for directions. (Of course now we don’t have to with GPS gizmos. See how this
whole thing comes full circle.) Second, God forbid, we should even remotely
come off as not being hip. iPhone? Hell yeah, I’ve got one! (OK not really but
does the researcher need to know that.) Early adoption is clearly a great way to reinforce our male ego. On with the stats…

According to the Ipsos study, over 44% of males consider
themselves to be technology-savvy and 51% think they have better technical
skills than the average person, whereas women aren’t as confident about their
technological abilities. Actually 34% admit that complicated electronics make
them feel apprehensive.

Almost 49% of males are excited about cutting-edge
electronics compared to only 35% of females. Men also like to have the newest
gadgets and high tech products (33% vs. 22%). More males than females believe
they embrace new technology more quickly than the rest of society (38% vs. 23%).

Now that we’ve seen the numbers, some observations;

closely, many of these numbers aren’t that far apart…especially the not so
heralded 12% to 15% male to female comparison when it comes to having “difficulty
adapting to new technology.” I also think the big 51% vs. 30% male to female response
to “I think I have better technical skills than the average person.” could be
more about modesty than ability. Hey crafting research questions ain’t easy.

Overall, there is not much that is surprising here. Take it
from a guy who has been to many new media and tech events. Clearly, there needs
to be more of a female presence.  By the
way, I have a real problem with Ipsos labeling those that aren’t early adopters
as “laggards.” C’mon guys…they’re not lagging behind…they’re keeping a real world

I’d submit that, for those that use technology in that real
world, women have got it right. Let somebody else fiddle around with this stuff for
awhile. Face it, there are a lot of things coming out of the tech space that really will
probably not make a major impact on you and me. Once the guys spend too much
time with the latest combination TV remote-nose hair trimmer-social network app
and work out the kinks it will probably be a woman who puts the social network
to good use. (Not that a TV remote-nose hair trimmer isn’t a really great tool…I’d
buy one.)

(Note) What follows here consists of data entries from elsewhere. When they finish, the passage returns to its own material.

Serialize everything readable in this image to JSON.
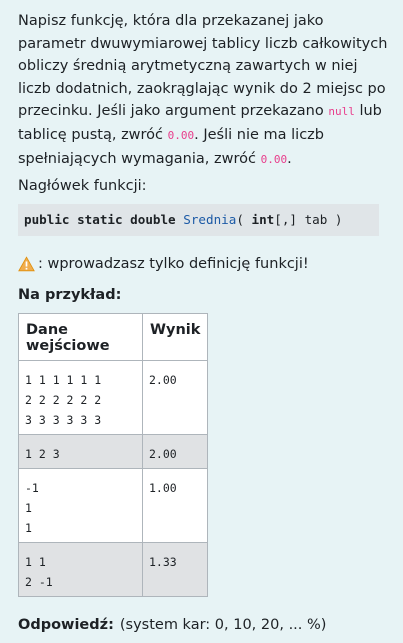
{
  "task": {
    "part1": "Napisz funkcję, która dla przekazanej jako parametr dwuwymiarowej tablicy liczb całkowitych obliczy średnią arytmetyczną zawartych w niej liczb dodatnich, zaokrąglając wynik do 2 miejsc po przecinku. Jeśli jako argument przekazano ",
    "null_code": "null",
    "part2": " lub tablicę pustą, zwróć ",
    "zero_code1": "0.00",
    "part3": ". Jeśli nie ma liczb spełniających wymagania, zwróć ",
    "zero_code2": "0.00",
    "part4": "."
  },
  "header_label": "Nagłówek funkcji:",
  "signature": {
    "kw1": "public static double",
    "name": "Srednia",
    "open": "( ",
    "kw2": "int",
    "rest": "[,] tab )"
  },
  "warning_text": ": wprowadzasz tylko definicję funkcji!",
  "example_label": "Na przykład:",
  "table": {
    "headers": [
      "Dane wejściowe",
      "Wynik"
    ],
    "rows": [
      {
        "input": "1 1 1 1 1 1\n2 2 2 2 2 2\n3 3 3 3 3 3",
        "output": "2.00"
      },
      {
        "input": "1 2 3",
        "output": "2.00"
      },
      {
        "input": "-1\n1\n1",
        "output": "1.00"
      },
      {
        "input": "1 1\n2 -1",
        "output": "1.33"
      }
    ]
  },
  "answer": {
    "label": "Odpowiedź:",
    "penalty": "(system kar: 0, 10, 20, ... %)"
  },
  "icons": {
    "warning": "warning-triangle-icon"
  },
  "colors": {
    "background": "#e7f3f5",
    "code_inline": "#e83e8c",
    "function_name": "#1c5aa6",
    "warning": "#f0ad4e"
  }
}
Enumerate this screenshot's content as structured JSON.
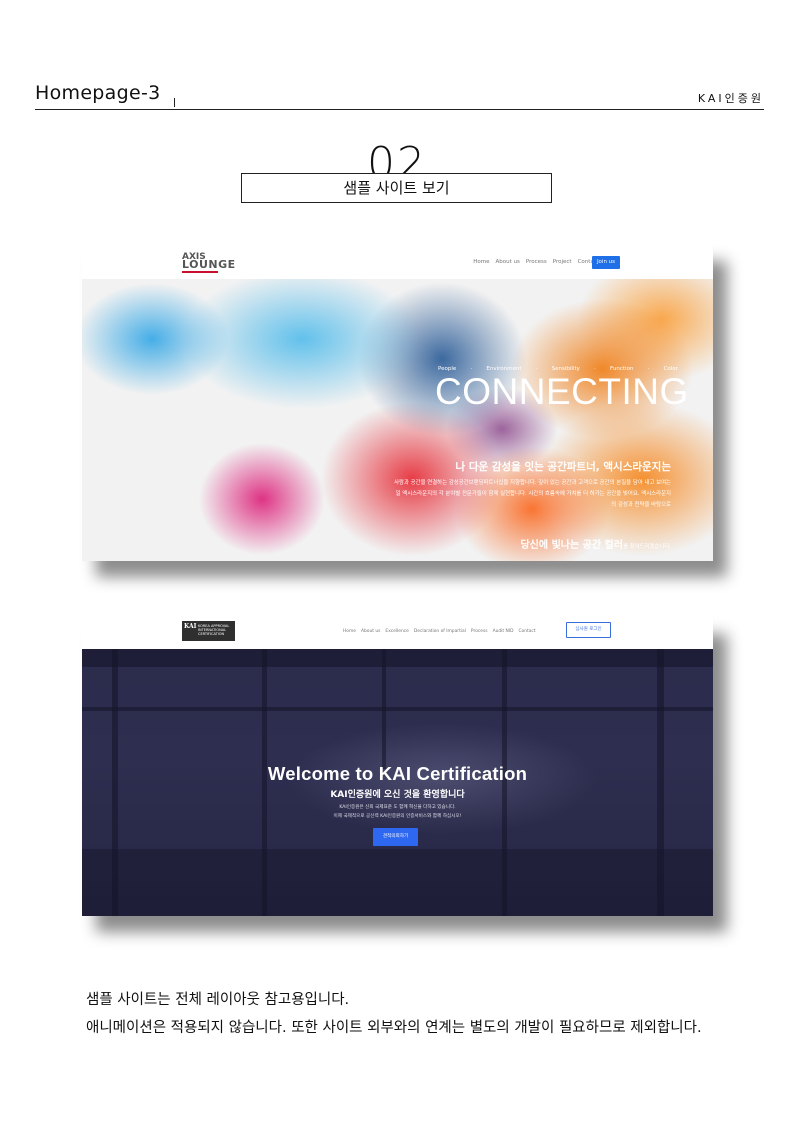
{
  "header": {
    "title": "Homepage-3",
    "brand": "KAI인증원"
  },
  "section": {
    "number": "02",
    "heading": "샘플 사이트 보기"
  },
  "sample1": {
    "logo_line1": "AXIS",
    "logo_line2": "LOUNGE",
    "nav": [
      "Home",
      "About us",
      "Process",
      "Project",
      "Contact"
    ],
    "cta": "Join us",
    "tagline": [
      "People",
      "·",
      "Environment",
      "·",
      "Sensibility",
      "·",
      "Function",
      "·",
      "Color"
    ],
    "headline": "CONNECTING",
    "slogan": "나 다운 감성을 잇는 공간파트너, 액시스라운지는",
    "paragraph": "사람과 공간을 연결하는 감성공간브랜딩파트너십을 지향합니다. 깊이 있는 공간과 고객으로 공간의 본질을 담아 내고 보여는 일 액시스라운지의 각 분야별 전문가들이 함께 실현합니다. 시간의 흐름속에 가치를 더 하가는 공간을 빚어요. 액시스라운지의 감성과 전략을 바탕으로",
    "closing_bold": "당신에 빛나는 공간 컬러",
    "closing_rest": "를 찾아드리겠습니다."
  },
  "sample2": {
    "logo_mark": "KAI",
    "logo_text": "KOREA APPROVAL INTERNATIONAL CERTIFICATION",
    "nav": [
      "Home",
      "About us",
      "Excellence",
      "Declaration of Impartial",
      "Process",
      "Audit NID",
      "Contact"
    ],
    "cta": "심사원 로그인",
    "title": "Welcome to KAI Certification",
    "subtitle": "KAI인증원에 오신 것을 환영합니다",
    "desc1": "KAI인증원은 신뢰 국제표준 도 함께 혁신을 다하고 있습니다.",
    "desc2": "이제 국제적으로 공신력 KAI인증원의 인증서비스와 함께 하십시오!",
    "button": "견적의뢰하기"
  },
  "caption": {
    "line1": "샘플 사이트는 전체 레이아웃 참고용입니다.",
    "line2": "애니메이션은 적용되지 않습니다. 또한 사이트 외부와의 연계는 별도의 개발이 필요하므로 제외합니다."
  }
}
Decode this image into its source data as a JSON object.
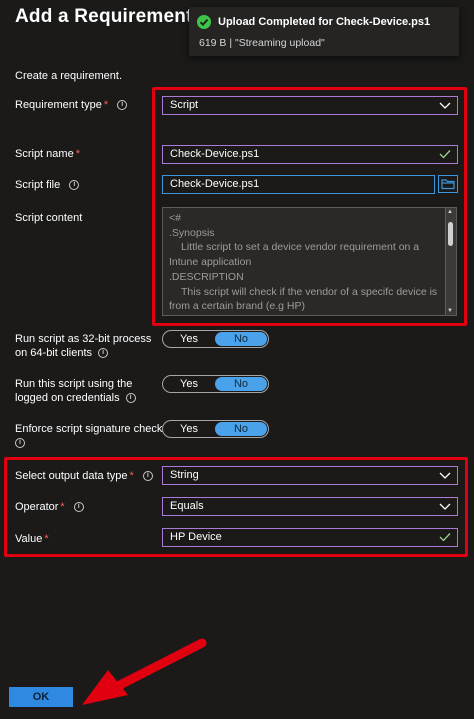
{
  "header": {
    "title": "Add a Requirement"
  },
  "toast": {
    "title": "Upload Completed for Check-Device.ps1",
    "subtitle": "619 B | \"Streaming upload\""
  },
  "intro": "Create a requirement.",
  "fields": {
    "requirement_type": {
      "label": "Requirement type",
      "value": "Script"
    },
    "script_name": {
      "label": "Script name",
      "value": "Check-Device.ps1"
    },
    "script_file": {
      "label": "Script file",
      "value": "Check-Device.ps1"
    },
    "script_content": {
      "label": "Script content",
      "lines": [
        "<#",
        ".Synopsis",
        "Little script to set a device vendor requirement on a",
        "Intune application",
        ".DESCRIPTION",
        "This script will check if the vendor of a specifc device is",
        "from a certain brand (e.g HP)"
      ]
    },
    "run_32bit": {
      "label_line1": "Run script as 32-bit process",
      "label_line2": "on 64-bit clients",
      "yes": "Yes",
      "no": "No",
      "selected": "No"
    },
    "run_logged_on": {
      "label_line1": "Run this script using the",
      "label_line2": "logged on credentials",
      "yes": "Yes",
      "no": "No",
      "selected": "No"
    },
    "enforce_signature": {
      "label": "Enforce script signature check",
      "yes": "Yes",
      "no": "No",
      "selected": "No"
    },
    "output_type": {
      "label": "Select output data type",
      "value": "String"
    },
    "operator": {
      "label": "Operator",
      "value": "Equals"
    },
    "value": {
      "label": "Value",
      "value": "HP Device"
    }
  },
  "footer": {
    "ok_label": "OK"
  },
  "icons": {
    "toast": "success-check-icon",
    "info": "info-icon",
    "dropdown": "chevron-down-icon",
    "valid": "checkmark-icon",
    "browse": "folder-icon"
  },
  "colors": {
    "background": "#1b1a19",
    "highlight": "#e00010",
    "field_border_purple": "#a97bd6",
    "accent_blue": "#2f89e0",
    "toggle_on": "#4aa3ea",
    "success": "#3fc34a",
    "required": "#ff5a5a"
  }
}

While talking about development, for reasons like real-world application, I’d like to encourage women to become more involved earlier on. Ladies you would be in great
company. The women who are involved in the new media/tech space, more often
than not, are standouts for reasons well beyond their sex. At a Minnedemo earlier
this year Maryse Thomas from Pokeware put on arguably the best presentation of
a standout application from her company. Whether you want to be the first to own
the latest thing or not, the industry will only benefit from a bit more estrogen
in the development stage. (At the very least you could convince developers and
marketers that making a product more appealing to women does not mean painting
it pink, but that’s another post.) I, for one, think our male ego can stand it.